▶ Assignment:
What you hand back must match the listing exactly.
'''
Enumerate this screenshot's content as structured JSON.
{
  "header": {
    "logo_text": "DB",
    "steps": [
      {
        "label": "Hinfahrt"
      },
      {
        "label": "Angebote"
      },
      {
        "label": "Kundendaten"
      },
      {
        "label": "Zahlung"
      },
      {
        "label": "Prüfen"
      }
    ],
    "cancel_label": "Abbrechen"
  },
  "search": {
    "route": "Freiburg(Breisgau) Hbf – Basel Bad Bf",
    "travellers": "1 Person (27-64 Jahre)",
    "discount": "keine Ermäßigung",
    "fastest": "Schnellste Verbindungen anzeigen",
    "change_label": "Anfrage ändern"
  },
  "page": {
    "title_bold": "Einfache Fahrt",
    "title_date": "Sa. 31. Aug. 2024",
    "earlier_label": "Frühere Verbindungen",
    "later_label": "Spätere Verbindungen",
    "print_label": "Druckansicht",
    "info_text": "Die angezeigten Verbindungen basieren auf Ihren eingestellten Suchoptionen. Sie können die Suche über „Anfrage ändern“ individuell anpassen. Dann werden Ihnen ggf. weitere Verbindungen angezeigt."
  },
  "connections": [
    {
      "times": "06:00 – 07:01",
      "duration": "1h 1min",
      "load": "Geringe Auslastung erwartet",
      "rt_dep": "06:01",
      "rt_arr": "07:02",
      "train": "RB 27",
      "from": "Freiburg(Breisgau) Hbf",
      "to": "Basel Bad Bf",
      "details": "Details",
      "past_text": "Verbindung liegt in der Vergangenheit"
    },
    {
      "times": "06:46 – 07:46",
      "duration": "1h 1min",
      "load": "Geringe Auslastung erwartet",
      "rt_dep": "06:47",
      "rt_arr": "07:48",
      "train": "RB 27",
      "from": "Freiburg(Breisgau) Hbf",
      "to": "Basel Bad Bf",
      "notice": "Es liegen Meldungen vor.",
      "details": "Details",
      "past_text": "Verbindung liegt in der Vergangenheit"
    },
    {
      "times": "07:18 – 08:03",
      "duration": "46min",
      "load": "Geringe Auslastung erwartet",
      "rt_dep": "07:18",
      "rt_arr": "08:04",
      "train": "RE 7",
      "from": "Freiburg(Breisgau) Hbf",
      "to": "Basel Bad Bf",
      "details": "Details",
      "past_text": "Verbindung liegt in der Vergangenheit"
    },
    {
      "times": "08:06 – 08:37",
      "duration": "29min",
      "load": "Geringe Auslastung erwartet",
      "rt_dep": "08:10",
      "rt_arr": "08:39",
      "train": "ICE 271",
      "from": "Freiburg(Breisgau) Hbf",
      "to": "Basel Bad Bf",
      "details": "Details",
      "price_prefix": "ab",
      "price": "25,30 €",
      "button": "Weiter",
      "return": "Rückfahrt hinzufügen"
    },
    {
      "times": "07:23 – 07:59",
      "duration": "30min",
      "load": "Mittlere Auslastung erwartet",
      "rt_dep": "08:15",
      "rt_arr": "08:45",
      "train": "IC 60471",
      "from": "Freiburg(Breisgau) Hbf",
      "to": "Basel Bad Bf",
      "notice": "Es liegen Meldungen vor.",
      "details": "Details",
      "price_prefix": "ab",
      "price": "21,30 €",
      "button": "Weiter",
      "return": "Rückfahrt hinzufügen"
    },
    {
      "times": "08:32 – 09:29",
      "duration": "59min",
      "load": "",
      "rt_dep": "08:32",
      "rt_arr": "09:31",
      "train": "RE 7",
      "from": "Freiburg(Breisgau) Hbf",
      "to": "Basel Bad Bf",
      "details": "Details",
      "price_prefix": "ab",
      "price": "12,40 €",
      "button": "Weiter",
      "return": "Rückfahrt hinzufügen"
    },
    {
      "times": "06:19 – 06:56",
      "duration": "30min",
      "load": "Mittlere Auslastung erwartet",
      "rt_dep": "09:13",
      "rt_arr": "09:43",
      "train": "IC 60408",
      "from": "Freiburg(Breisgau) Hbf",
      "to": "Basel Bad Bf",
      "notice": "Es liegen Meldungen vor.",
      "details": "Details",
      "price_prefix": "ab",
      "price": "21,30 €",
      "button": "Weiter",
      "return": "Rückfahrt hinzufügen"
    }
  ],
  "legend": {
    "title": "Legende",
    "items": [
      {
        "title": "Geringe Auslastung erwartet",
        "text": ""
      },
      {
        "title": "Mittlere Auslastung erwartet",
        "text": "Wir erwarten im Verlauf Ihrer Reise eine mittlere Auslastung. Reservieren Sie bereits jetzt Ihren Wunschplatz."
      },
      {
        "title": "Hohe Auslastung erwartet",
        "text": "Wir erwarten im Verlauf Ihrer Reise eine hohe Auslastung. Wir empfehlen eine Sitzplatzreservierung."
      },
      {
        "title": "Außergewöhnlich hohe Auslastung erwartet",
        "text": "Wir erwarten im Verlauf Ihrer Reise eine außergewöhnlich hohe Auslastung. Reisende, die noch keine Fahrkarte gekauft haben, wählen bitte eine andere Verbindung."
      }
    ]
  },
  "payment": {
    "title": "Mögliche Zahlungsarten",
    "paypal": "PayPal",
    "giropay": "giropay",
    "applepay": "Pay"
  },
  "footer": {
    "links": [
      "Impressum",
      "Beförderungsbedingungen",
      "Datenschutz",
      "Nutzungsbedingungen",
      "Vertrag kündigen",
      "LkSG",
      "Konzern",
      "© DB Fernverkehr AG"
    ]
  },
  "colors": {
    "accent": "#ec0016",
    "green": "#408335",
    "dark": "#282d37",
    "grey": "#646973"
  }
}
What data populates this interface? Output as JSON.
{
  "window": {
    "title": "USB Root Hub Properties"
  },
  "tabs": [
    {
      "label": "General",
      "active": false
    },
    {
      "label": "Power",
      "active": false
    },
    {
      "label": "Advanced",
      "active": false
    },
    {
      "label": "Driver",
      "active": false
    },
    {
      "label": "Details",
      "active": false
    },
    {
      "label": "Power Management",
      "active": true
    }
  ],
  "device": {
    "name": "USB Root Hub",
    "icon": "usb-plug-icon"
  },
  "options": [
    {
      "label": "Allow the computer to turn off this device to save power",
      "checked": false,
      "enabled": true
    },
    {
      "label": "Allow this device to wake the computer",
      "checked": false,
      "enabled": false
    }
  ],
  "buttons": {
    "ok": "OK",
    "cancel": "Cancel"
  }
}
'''
▶ Answer below:
Enumerate this screenshot's content as structured JSON.
{
  "header": {
    "logo_text": "DB",
    "steps": [
      {
        "label": "Hinfahrt"
      },
      {
        "label": "Angebote"
      },
      {
        "label": "Kundendaten"
      },
      {
        "label": "Zahlung"
      },
      {
        "label": "Prüfen"
      }
    ],
    "cancel_label": "Abbrechen"
  },
  "search": {
    "route": "Freiburg(Breisgau) Hbf – Basel Bad Bf",
    "travellers": "1 Person (27-64 Jahre)",
    "discount": "keine Ermäßigung",
    "fastest": "Schnellste Verbindungen anzeigen",
    "change_label": "Anfrage ändern"
  },
  "page": {
    "title_bold": "Einfache Fahrt",
    "title_date": "Sa. 31. Aug. 2024",
    "earlier_label": "Frühere Verbindungen",
    "later_label": "Spätere Verbindungen",
    "print_label": "Druckansicht",
    "info_text": "Die angezeigten Verbindungen basieren auf Ihren eingestellten Suchoptionen. Sie können die Suche über „Anfrage ändern“ individuell anpassen. Dann werden Ihnen ggf. weitere Verbindungen angezeigt."
  },
  "connections": [
    {
      "times": "06:00 – 07:01",
      "duration": "1h 1min",
      "load": "Geringe Auslastung erwartet",
      "rt_dep": "06:01",
      "rt_arr": "07:02",
      "train": "RB 27",
      "from": "Freiburg(Breisgau) Hbf",
      "to": "Basel Bad Bf",
      "details": "Details",
      "past_text": "Verbindung liegt in der Vergangenheit"
    },
    {
      "times": "06:46 – 07:46",
      "duration": "1h 1min",
      "load": "Geringe Auslastung erwartet",
      "rt_dep": "06:47",
      "rt_arr": "07:48",
      "train": "RB 27",
      "from": "Freiburg(Breisgau) Hbf",
      "to": "Basel Bad Bf",
      "notice": "Es liegen Meldungen vor.",
      "details": "Details",
      "past_text": "Verbindung liegt in der Vergangenheit"
    },
    {
      "times": "07:18 – 08:03",
      "duration": "46min",
      "load": "Geringe Auslastung erwartet",
      "rt_dep": "07:18",
      "rt_arr": "08:04",
      "train": "RE 7",
      "from": "Freiburg(Breisgau) Hbf",
      "to": "Basel Bad Bf",
      "details": "Details",
      "past_text": "Verbindung liegt in der Vergangenheit"
    },
    {
      "times": "08:06 – 08:37",
      "duration": "29min",
      "load": "Geringe Auslastung erwartet",
      "rt_dep": "08:10",
      "rt_arr": "08:39",
      "train": "ICE 271",
      "from": "Freiburg(Breisgau) Hbf",
      "to": "Basel Bad Bf",
      "details": "Details",
      "price_prefix": "ab",
      "price": "25,30 €",
      "button": "Weiter",
      "return": "Rückfahrt hinzufügen"
    },
    {
      "times": "07:23 – 07:59",
      "duration": "30min",
      "load": "Mittlere Auslastung erwartet",
      "rt_dep": "08:15",
      "rt_arr": "08:45",
      "train": "IC 60471",
      "from": "Freiburg(Breisgau) Hbf",
      "to": "Basel Bad Bf",
      "notice": "Es liegen Meldungen vor.",
      "details": "Details",
      "price_prefix": "ab",
      "price": "21,30 €",
      "button": "Weiter",
      "return": "Rückfahrt hinzufügen"
    },
    {
      "times": "08:32 – 09:29",
      "duration": "59min",
      "load": "",
      "rt_dep": "08:32",
      "rt_arr": "09:31",
      "train": "RE 7",
      "from": "Freiburg(Breisgau) Hbf",
      "to": "Basel Bad Bf",
      "details": "Details",
      "price_prefix": "ab",
      "price": "12,40 €",
      "button": "Weiter",
      "return": "Rückfahrt hinzufügen"
    },
    {
      "times": "06:19 – 06:56",
      "duration": "30min",
      "load": "Mittlere Auslastung erwartet",
      "rt_dep": "09:13",
      "rt_arr": "09:43",
      "train": "IC 60408",
      "from": "Freiburg(Breisgau) Hbf",
      "to": "Basel Bad Bf",
      "notice": "Es liegen Meldungen vor.",
      "details": "Details",
      "price_prefix": "ab",
      "price": "21,30 €",
      "button": "Weiter",
      "return": "Rückfahrt hinzufügen"
    }
  ],
  "legend": {
    "title": "Legende",
    "items": [
      {
        "title": "Geringe Auslastung erwartet",
        "text": ""
      },
      {
        "title": "Mittlere Auslastung erwartet",
        "text": "Wir erwarten im Verlauf Ihrer Reise eine mittlere Auslastung. Reservieren Sie bereits jetzt Ihren Wunschplatz."
      },
      {
        "title": "Hohe Auslastung erwartet",
        "text": "Wir erwarten im Verlauf Ihrer Reise eine hohe Auslastung. Wir empfehlen eine Sitzplatzreservierung."
      },
      {
        "title": "Außergewöhnlich hohe Auslastung erwartet",
        "text": "Wir erwarten im Verlauf Ihrer Reise eine außergewöhnlich hohe Auslastung. Reisende, die noch keine Fahrkarte gekauft haben, wählen bitte eine andere Verbindung."
      }
    ]
  },
  "payment": {
    "title": "Mögliche Zahlungsarten",
    "paypal": "PayPal",
    "giropay": "giropay",
    "applepay": "Pay"
  },
  "footer": {
    "links": [
      "Impressum",
      "Beförderungsbedingungen",
      "Datenschutz",
      "Nutzungsbedingungen",
      "Vertrag kündigen",
      "LkSG",
      "Konzern",
      "© DB Fernverkehr AG"
    ]
  },
  "colors": {
    "accent": "#ec0016",
    "green": "#408335",
    "dark": "#282d37",
    "grey": "#646973"
  }
}
What data populates this interface? Output as JSON.
{
  "window": {
    "title": "USB Root Hub Properties"
  },
  "tabs": [
    {
      "label": "General",
      "active": false
    },
    {
      "label": "Power",
      "active": false
    },
    {
      "label": "Advanced",
      "active": false
    },
    {
      "label": "Driver",
      "active": false
    },
    {
      "label": "Details",
      "active": false
    },
    {
      "label": "Power Management",
      "active": true
    }
  ],
  "device": {
    "name": "USB Root Hub",
    "icon": "usb-plug-icon"
  },
  "options": [
    {
      "label": "Allow the computer to turn off this device to save power",
      "checked": false,
      "enabled": true
    },
    {
      "label": "Allow this device to wake the computer",
      "checked": false,
      "enabled": false
    }
  ],
  "buttons": {
    "ok": "OK",
    "cancel": "Cancel"
  }
}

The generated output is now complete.